You see these performances again today at 4 p.m. and 7 p.m
This is the 27th year of ODC’s Pilot 68, which selects and then assists new choreographers in developing, marketing and putting on their works. Yes, marketing is part of the 11 weeks and it should be noted that it was Alyssandra Katherine Wu’s enthusiastic e-mails and followups that got me there in the first place. (Unbeknownst to Wu this meant exchanging my SF Ballet tickets for later in the week.)
Wu’s work, “Glass Ceiling,” came last in the evening and it used a larger group of six dancers. One or two alternate skipping rope (the constancy of time ?) while the others move toward and away from a spot above the front right stage. The piece builds as dancers prevent and then assist others toward that ceiling. In the journey to the finale, there’s lots of energy and some inventive moves.
The best of the new works had this energy and I will go into some of them later, but first, the star work of the night belonged to Kristin Damrow, who, to be fair, has more choreographic experience than the others.
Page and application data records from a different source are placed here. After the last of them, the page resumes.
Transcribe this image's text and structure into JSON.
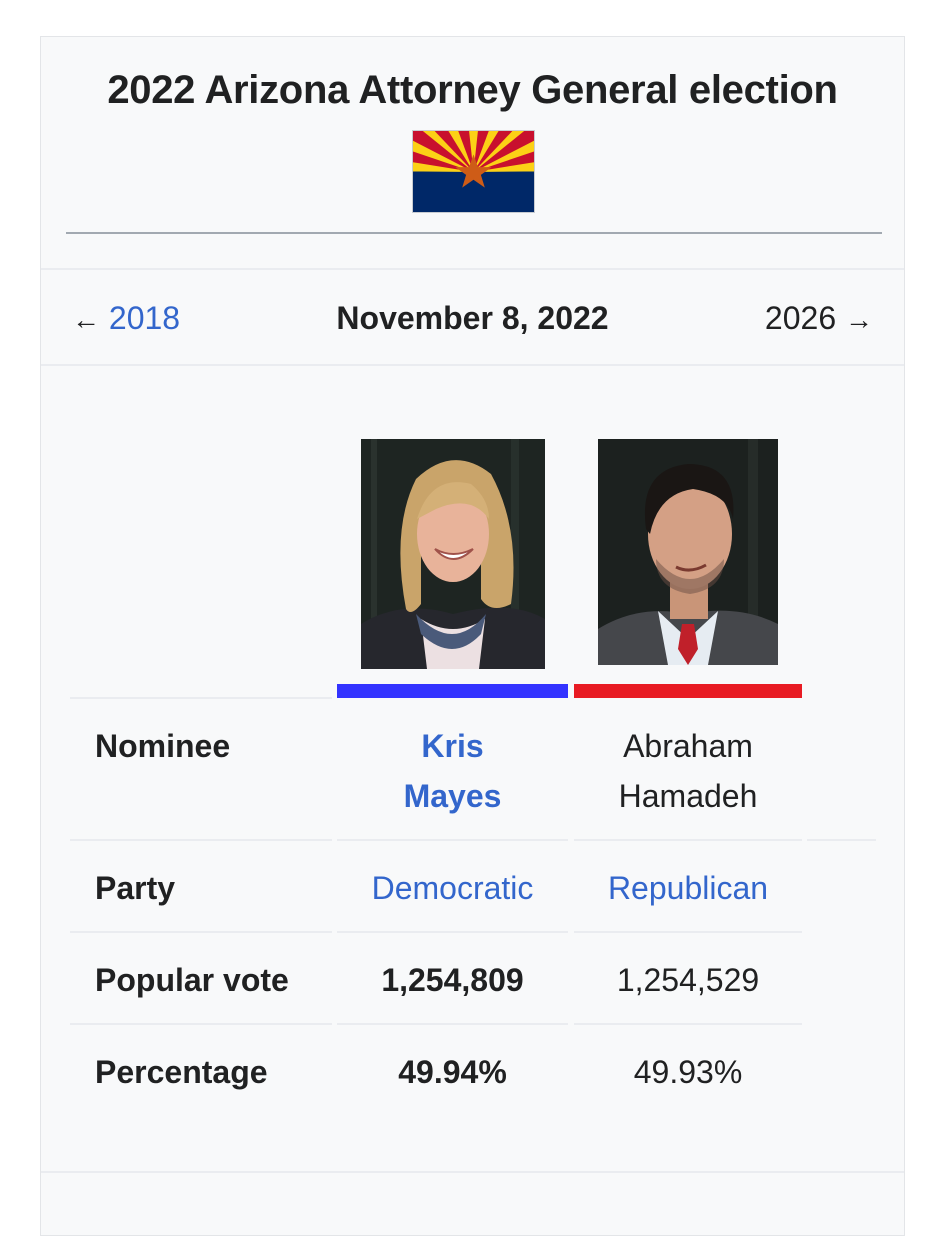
{
  "infobox": {
    "title": "2022 Arizona Attorney General election",
    "flag": {
      "icon": "arizona-flag-icon",
      "colors": {
        "red": "#c8102e",
        "yellow": "#fcd116",
        "blue": "#002868",
        "star": "#ce5c17"
      }
    },
    "navigation": {
      "prev_arrow": "←",
      "prev_year": "2018",
      "date": "November 8, 2022",
      "next_year": "2026",
      "next_arrow": "→"
    },
    "candidates": [
      {
        "photo_alt": "Kris Mayes portrait",
        "party_color": "#3333ff",
        "nominee": [
          "Kris",
          "Mayes"
        ],
        "party": "Democratic",
        "popular_vote": "1,254,809",
        "percentage": "49.94%",
        "winner": true
      },
      {
        "photo_alt": "Abraham Hamadeh portrait",
        "party_color": "#e81b23",
        "nominee": [
          "Abraham",
          "Hamadeh"
        ],
        "party": "Republican",
        "popular_vote": "1,254,529",
        "percentage": "49.93%",
        "winner": false
      }
    ],
    "row_labels": {
      "nominee": "Nominee",
      "party": "Party",
      "popular_vote": "Popular vote",
      "percentage": "Percentage"
    },
    "colors": {
      "link": "#3366cc",
      "text": "#202122",
      "background": "#f8f9fa"
    }
  }
}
Nonetheless, it was smart of ODC to have her in the mix as she must have inspired her fellow creators.
Damrow’s “An Idea” had what many of the others missed – simplicity and whimsy. The website says the “solo for a male performer focuses on character development and discovering genius.” Perhaps, but the piece seemed more a reflection of its title. A male dancer – in this case the excellent Patrick Barnes – has an idea of what moves he wants to make. He attempts them, fails, tries again, fails and after several other stops and starts, he gets it right and a sustained exhilarating sequence follows. It’s engaging and breathtaking.
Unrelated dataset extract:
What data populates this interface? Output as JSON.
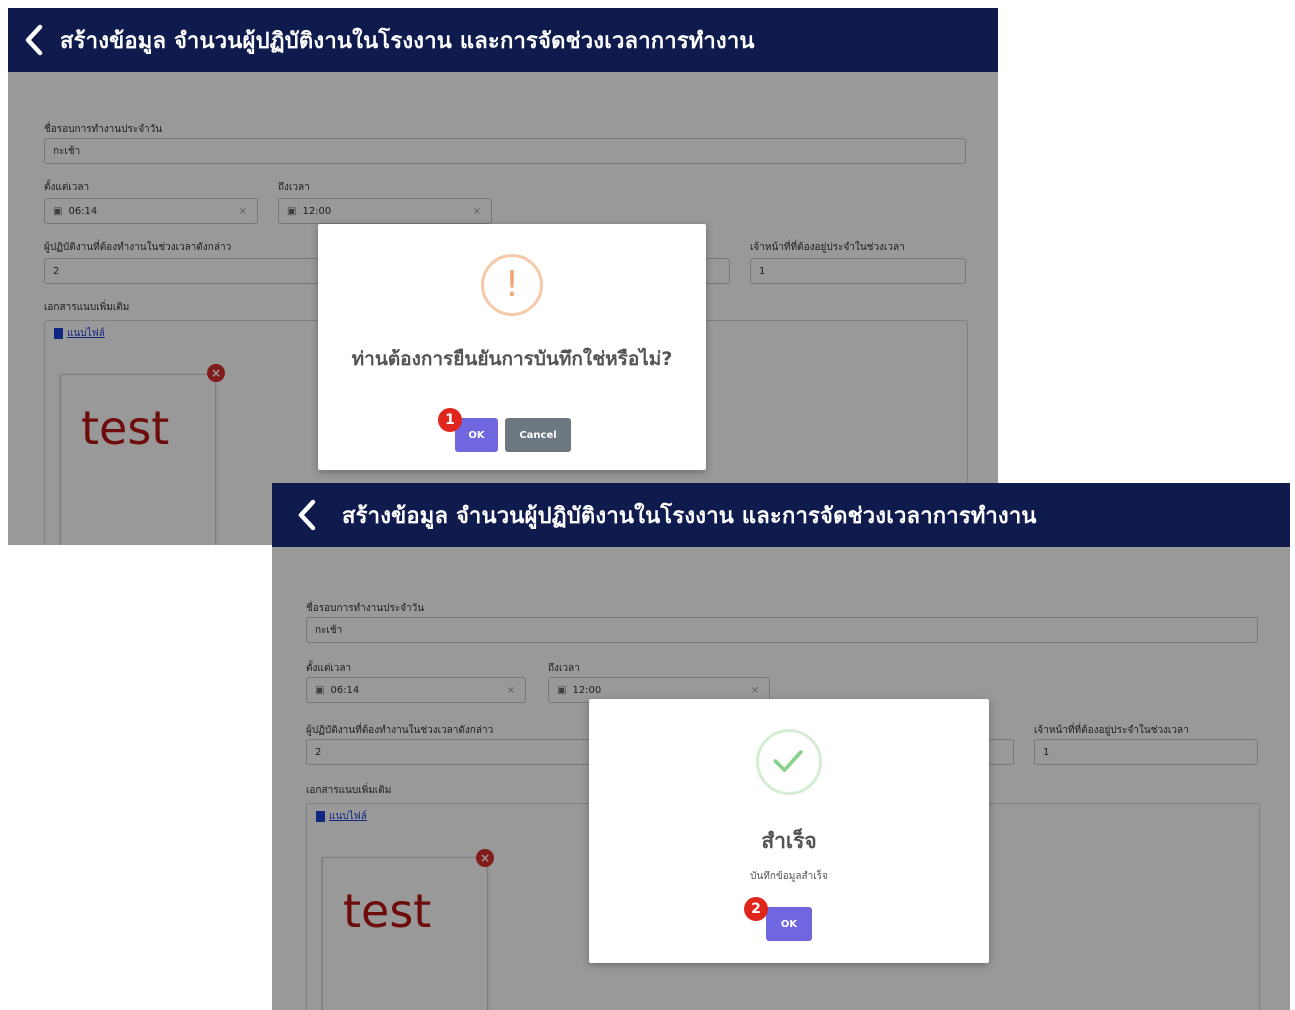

Peter Cheng’s “Space Speaks” also succeeded in owning the space. The four dancers, including Cheng, dance solo, in pairs and as a group. The dancer’s extension and articulation do what Cheng’s title promises. The only off note was that at times the music worked well and at others it was irritatingly repetitive.
Carly Lave’s “Mimesis” also had some excellent dance combinations, but like “Edging” by Garth Grimball, also had some problems. Dancing is about movement in space, beauty and emotion. Lave’s piece deals with the “complicated notion of the politicized site of women’s bodies,” according to the program. That’s tough to do in a short piece – even more so when the makeup and music make the viewer feel transported to the Amazon.
Grimball kept it simple to consider “negative space and angles created by the human form.” For the most part, he and his dancers managed this beautifully, but his costuming was at cross purposes with his objective. The three dancers wore shapeless, flowing dresses and looked more like the three Graces than contemporary explorers of space.
“Holy Irreverent, Holy Root” by Lili Weckler was more a performance piece than dance. It was “an attempt to excavate and collectively mourn our internal experiences of the violence of contemporary capitalism,” but it failed to trigger anything except confusion. To be fair, Weckler’s objective was hugely ambitious. Some of the best political performances have been by such performers as the Guatemalan Regina José Galindo and I bring her up because one of Weckler’s performers seems to be washing herself with a basin of blood. The basin reminded me of Galindo’s brilliant performance in which she dipped her feet in blood and walked through the streets of Guatemala City. Evoking violence is more easily done with a spare visual.
That said, the time at the Shotwell Commons is well spent. There are young minds and dancers at work in ways that will only get better and ODC should be commended for continuing the program. Tickets for today are here.